  • PCO in vaginal US Criteria 1 and 2 OR 2 and 3

Exclusion Criteria:

  • Age > 18 years
  • Postmenopausal
  • Diagnosis diabetes mellitus
  • Use of medicine known to affect hormones measured in the project
  • Pregnancy or planned pregnancy during study period
  • Non-Caucasian
  • Previous tromboembolic disease
  • Heavy smoker > 35 years and BMI > 35 kg/m2

Information from the National Library of Medicine

To learn more about this study, you or your doctor may contact the study research staff using the contact information provided by the sponsor.

Please refer to this study by its identifier (NCT number): NCT00451568

Odense University Hospital
Odense, Denmark
Sponsors and Collaborators
Odense University Hospital
Principal Investigator: Marianne Andersen, MD, PhD Odense University Hospital

Publications automatically indexed to this study by Identifier (NCT Number):
Responsible Party: Marianne Andersen, Professor, Odense University Hospital Identifier: NCT00451568     History of Changes
Other Study ID Numbers: 027
First Posted: March 23, 2007    Key Record Dates
Last Update Posted: April 13, 2015
Last Verified: April 2015

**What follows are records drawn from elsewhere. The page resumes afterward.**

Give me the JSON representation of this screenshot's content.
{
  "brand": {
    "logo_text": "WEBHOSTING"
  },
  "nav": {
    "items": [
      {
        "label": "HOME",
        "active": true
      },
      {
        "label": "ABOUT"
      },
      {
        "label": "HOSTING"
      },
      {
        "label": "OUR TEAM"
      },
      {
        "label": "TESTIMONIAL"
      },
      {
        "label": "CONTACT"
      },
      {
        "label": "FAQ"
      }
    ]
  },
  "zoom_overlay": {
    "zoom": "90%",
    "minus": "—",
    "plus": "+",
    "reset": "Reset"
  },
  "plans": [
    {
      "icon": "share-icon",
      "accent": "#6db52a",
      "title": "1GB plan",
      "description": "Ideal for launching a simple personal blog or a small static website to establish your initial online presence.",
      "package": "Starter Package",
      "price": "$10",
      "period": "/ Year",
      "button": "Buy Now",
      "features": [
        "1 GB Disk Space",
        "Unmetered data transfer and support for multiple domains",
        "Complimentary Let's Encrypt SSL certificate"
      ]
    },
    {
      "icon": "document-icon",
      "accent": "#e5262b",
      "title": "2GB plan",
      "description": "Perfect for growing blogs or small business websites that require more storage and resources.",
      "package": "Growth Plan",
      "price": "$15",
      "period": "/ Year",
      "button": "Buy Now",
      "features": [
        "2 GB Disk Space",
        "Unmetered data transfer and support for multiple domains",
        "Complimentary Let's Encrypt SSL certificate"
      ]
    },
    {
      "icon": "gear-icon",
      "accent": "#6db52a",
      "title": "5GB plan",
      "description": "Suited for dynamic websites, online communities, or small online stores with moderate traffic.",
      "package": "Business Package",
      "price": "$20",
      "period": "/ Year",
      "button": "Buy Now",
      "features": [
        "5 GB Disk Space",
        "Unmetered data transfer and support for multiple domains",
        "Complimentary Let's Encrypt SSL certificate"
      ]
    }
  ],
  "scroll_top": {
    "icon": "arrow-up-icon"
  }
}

Keywords provided by Marianne Andersen, Odense University Hospital:
Polycystic ovary syndrome

Additional relevant MeSH terms:
Polycystic Ovary Syndrome
Ovarian Cysts
Ovarian Diseases
Adnexal Diseases
Genital Diseases, Female
Gonadal Disorders
Endocrine System Diseases
Contraceptive Agents
Contraceptives, Oral
Hypoglycemic Agents
Physiological Effects of Drugs
Reproductive Control Agents
Contraceptive Agents, Female